Have you heard the term mosquito vector control but you don't know what it means. Learn how mosquito vector control works for eliminating mosquitoes.
Mosquitoes are one of our planet's biggest killers, spreading disease wherever they live. Over 700,000 people die from mosquito-borne diseases each year, while West Nile virus and Zika virus continue to spread across the United States. Luckily, mosquito populations can be controlled. Read on to learn about mosquito vector control and how Inz-ECO products can be used to kill mosquitoes.
What Is Vector Control?
A vector is an insect or animal that transmits a disease from person to person. For instance, mosquitoes spread Zika by carrying infected blood. Vector control combines several methods to prevent pests from spreading these diseases.
Mosquitoes breed in places where there's standing water, such as untended swimming pools, old tires, or cans. People can reduce mosquito habitats by locating and removing stagnant water around their homes in places like plant saucers, buckets, garbage cans, barbecues, and any other object capable of retaining water.
Mosquito control officials also find ways to manage marshes and other natural habitats. In some conditions, they even import fish to eat mosquito larvae.
Mosquitoes lay their eggs in water, where they hatch into larvae. Some forms of mosquito control involve applying chemicals to kill the larvae before they can hatch into adults.

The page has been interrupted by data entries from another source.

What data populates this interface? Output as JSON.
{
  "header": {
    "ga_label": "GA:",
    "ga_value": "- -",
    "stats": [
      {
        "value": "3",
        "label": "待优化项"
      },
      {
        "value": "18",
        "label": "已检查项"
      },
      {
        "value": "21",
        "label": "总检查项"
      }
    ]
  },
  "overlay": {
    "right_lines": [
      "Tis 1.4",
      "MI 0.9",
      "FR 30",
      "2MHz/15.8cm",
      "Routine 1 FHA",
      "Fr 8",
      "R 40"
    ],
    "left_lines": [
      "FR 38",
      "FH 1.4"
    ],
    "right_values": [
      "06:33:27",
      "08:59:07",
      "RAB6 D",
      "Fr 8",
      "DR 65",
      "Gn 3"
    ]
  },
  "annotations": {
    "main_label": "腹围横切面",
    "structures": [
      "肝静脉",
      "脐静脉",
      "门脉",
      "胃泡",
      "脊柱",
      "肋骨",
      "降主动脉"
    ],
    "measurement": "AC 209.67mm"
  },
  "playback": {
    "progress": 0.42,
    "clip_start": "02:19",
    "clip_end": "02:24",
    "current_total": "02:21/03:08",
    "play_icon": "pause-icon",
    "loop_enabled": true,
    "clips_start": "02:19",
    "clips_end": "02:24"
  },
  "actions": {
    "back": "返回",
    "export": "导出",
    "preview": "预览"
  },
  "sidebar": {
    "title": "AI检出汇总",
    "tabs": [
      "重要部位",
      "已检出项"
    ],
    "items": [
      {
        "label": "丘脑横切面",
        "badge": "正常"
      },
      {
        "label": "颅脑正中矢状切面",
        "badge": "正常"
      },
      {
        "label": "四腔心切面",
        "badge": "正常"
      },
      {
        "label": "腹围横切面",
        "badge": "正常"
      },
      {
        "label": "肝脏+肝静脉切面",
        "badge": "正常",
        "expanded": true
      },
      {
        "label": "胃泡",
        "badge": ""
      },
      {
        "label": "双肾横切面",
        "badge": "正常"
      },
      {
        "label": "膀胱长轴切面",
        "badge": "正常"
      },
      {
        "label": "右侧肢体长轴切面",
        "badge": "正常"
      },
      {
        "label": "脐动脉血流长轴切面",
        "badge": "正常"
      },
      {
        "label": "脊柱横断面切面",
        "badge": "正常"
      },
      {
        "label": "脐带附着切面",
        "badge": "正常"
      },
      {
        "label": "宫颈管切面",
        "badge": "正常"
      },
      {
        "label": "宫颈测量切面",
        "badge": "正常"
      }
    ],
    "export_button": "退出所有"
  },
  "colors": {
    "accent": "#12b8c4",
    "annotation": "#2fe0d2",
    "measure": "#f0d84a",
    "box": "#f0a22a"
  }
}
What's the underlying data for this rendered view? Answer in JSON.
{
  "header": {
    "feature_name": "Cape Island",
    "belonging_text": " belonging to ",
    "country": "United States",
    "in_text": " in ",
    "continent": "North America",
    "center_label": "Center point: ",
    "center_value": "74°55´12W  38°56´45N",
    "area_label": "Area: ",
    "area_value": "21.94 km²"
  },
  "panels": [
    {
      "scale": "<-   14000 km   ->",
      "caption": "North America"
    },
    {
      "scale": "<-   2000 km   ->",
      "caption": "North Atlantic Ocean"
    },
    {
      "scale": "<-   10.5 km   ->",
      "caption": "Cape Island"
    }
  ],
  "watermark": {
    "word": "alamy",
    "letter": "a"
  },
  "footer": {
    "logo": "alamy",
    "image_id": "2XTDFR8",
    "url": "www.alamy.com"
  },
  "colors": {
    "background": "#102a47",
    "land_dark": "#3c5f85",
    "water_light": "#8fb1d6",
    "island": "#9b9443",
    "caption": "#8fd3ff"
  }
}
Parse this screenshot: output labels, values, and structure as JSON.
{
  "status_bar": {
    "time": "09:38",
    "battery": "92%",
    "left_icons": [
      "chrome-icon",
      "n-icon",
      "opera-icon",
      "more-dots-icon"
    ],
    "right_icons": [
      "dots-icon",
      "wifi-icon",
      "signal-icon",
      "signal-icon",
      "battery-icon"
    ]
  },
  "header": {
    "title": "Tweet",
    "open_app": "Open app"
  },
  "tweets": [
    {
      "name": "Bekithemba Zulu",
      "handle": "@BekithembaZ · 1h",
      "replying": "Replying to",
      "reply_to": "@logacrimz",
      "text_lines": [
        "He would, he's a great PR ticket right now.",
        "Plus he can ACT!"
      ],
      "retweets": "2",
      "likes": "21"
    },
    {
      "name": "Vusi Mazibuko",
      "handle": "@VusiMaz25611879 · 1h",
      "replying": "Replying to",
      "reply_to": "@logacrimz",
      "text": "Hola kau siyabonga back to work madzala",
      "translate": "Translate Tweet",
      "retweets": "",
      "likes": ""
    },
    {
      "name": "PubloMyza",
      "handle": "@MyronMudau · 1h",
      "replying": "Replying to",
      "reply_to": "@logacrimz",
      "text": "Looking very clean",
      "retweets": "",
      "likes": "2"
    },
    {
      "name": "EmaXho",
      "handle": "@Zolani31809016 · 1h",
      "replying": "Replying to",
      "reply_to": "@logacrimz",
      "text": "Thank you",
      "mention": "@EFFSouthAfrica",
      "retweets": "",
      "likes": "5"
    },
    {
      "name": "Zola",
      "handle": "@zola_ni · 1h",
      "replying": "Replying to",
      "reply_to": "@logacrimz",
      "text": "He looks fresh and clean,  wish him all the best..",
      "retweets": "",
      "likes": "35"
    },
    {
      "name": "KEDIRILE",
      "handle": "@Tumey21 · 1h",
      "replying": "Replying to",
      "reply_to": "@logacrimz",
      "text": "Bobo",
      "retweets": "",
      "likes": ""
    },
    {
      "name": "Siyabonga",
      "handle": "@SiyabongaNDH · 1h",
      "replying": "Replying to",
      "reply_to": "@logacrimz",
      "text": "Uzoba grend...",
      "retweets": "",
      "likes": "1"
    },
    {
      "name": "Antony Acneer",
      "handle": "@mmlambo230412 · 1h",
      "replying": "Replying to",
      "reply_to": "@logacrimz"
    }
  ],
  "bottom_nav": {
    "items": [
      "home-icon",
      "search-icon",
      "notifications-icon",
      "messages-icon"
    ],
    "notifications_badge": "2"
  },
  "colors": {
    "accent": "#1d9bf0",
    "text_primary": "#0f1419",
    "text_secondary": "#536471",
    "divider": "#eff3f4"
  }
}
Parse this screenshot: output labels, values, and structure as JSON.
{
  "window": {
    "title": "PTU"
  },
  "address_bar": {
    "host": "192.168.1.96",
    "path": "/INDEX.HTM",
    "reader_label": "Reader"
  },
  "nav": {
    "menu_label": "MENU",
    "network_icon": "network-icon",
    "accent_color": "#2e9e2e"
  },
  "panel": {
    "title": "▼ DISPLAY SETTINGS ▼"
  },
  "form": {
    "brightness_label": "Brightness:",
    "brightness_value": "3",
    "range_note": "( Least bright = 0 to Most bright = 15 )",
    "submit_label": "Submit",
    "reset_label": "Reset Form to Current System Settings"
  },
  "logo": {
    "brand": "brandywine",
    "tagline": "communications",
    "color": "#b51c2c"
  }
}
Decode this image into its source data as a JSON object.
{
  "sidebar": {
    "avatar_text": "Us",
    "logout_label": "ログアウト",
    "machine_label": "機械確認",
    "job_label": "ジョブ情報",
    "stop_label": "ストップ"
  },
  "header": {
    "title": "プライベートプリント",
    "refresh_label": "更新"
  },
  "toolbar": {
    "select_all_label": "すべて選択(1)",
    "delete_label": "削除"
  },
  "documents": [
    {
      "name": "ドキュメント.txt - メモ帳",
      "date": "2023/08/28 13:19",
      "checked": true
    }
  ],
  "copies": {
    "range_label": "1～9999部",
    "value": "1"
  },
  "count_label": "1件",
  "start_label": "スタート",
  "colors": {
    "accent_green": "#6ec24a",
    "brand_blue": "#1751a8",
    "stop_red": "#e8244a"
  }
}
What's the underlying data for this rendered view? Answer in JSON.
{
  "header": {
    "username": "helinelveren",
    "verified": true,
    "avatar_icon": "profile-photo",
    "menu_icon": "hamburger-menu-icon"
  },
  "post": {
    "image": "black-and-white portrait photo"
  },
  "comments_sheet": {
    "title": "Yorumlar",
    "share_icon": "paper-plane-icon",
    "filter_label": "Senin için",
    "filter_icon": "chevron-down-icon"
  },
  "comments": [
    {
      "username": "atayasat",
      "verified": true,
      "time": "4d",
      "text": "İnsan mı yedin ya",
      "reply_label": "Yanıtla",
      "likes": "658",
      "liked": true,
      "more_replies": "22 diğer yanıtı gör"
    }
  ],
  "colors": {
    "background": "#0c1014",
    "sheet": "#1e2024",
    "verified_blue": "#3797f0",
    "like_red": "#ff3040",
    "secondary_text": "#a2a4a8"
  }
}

In areas where mosquito problems must be addressed quickly, officials spray insecticide from trucks, airplanes, or helicopters to kill adult mosquitoes. According to the EPA, the chemicals used to spray mosquitoes in the USA break down into harmless components within 24 hours.
Traps are useful for controlling mosquitoes in small areas. Some traps keep the mosquitoes contained, while others have a chemical coating that kills the mosquitoes on contact.
Inz-ECO Mosquito Chips Used for Mosquito Vector Control in Honduras
Inz-ECO held a trial mosquito vector control system in order to test the effectiveness of their new product, Mosquito Chips. This was done in Monte Verde, Honduras, which was experiencing an outbreak of dengue fever.
Monte Verde is a suburb of San Pedro Sula, the second-largest city in Honduras. Water is trucked in every Saturday and carried to homes in buckets and other containers, creating hundreds of sites for mosquitoes to breed. Mosquitoes also lay eggs in the tires which line the hand-dug wells.
The project, led by Professor Emeritus Phil Koehler of the University of Florida, aimed to reduce mosquito growth through the use of Mosquito Chips and biological methods.
Inz-ECO Mosquito Chips are small tiles that can be placed in outdoor objects or vessels with standing water to release micro-doses of larvicide for up to three months. The larvicide, pyriproxyfen, is a synthetic insect hormone that stunts larval growth but does not affect humans or animals.
In Monte Verde, Mosquito Chips were placed in water containers and in the tires that lined wells. Turtles and fish were also put in the water to control larvae.
During the trial of a single application of Inz-ECO Mosquito Chips, Monte Verde had no cases of mosquito-borne diseases. In comparison, the surrounding area had 71 cases of dengue fever, 3 cases of Zika, and 1 case of Chikungunya.
Control Mosquitoes With Inz-ECO Products
You can use Inz-ECO products, including Mosquito Chips, Mosquito Traps, and Fly Traps to create your own mosquito vector control system. Contact us to learn more about our environmentally friendly products.